> _DATA EXTRACT_:
■ ■ ■ ■
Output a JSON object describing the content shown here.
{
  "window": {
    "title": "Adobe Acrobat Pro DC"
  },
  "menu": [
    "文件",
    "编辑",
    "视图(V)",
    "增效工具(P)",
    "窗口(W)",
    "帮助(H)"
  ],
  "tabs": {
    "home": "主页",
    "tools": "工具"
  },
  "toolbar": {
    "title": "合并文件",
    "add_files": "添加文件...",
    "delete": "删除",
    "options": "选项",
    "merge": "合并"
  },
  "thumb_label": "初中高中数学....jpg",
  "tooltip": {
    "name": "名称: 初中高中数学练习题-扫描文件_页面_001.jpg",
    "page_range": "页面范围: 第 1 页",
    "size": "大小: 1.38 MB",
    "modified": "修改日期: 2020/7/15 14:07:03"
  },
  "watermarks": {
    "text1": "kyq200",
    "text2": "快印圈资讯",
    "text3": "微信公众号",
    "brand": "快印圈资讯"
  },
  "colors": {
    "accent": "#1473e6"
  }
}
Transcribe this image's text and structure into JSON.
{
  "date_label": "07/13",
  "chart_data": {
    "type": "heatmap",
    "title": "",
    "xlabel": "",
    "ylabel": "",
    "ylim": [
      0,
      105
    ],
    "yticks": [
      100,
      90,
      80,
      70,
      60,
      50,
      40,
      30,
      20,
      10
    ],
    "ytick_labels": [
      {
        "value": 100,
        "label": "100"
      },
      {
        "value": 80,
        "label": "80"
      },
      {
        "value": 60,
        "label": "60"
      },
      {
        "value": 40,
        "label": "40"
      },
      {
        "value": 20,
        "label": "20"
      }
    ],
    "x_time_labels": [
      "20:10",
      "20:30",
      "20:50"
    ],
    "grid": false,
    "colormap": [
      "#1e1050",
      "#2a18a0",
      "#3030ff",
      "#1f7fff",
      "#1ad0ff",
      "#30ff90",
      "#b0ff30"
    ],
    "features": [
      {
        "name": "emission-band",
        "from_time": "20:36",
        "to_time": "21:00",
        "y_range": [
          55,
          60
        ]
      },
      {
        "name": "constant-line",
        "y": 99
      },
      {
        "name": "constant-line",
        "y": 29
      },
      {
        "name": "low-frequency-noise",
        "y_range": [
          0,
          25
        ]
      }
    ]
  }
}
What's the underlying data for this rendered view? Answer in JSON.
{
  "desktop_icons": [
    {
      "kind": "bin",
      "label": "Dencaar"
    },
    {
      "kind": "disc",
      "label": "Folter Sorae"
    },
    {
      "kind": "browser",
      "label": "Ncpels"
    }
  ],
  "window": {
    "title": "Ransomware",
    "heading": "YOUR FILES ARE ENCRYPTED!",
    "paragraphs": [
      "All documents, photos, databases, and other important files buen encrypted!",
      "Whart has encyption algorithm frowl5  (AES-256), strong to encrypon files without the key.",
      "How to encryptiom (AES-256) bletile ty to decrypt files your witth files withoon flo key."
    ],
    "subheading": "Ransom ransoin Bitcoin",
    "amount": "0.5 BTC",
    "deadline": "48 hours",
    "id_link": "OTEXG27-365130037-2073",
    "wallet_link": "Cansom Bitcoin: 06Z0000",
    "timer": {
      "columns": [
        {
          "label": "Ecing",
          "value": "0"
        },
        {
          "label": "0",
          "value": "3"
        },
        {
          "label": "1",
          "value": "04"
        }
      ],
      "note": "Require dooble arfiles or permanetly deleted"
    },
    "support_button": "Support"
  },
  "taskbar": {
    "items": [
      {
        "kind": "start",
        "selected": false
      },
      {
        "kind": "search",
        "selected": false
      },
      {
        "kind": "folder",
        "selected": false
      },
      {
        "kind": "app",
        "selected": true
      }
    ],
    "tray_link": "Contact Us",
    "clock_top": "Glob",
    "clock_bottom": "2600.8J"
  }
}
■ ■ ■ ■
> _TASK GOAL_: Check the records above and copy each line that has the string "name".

> _ANSWER AREA_:
    "name": "名称: 初中高中数学练习题-扫描文件_页面_001.jpg",
        "name": "emission-band",
        "name": "constant-line",
        "name": "constant-line",
        "name": "low-frequency-noise",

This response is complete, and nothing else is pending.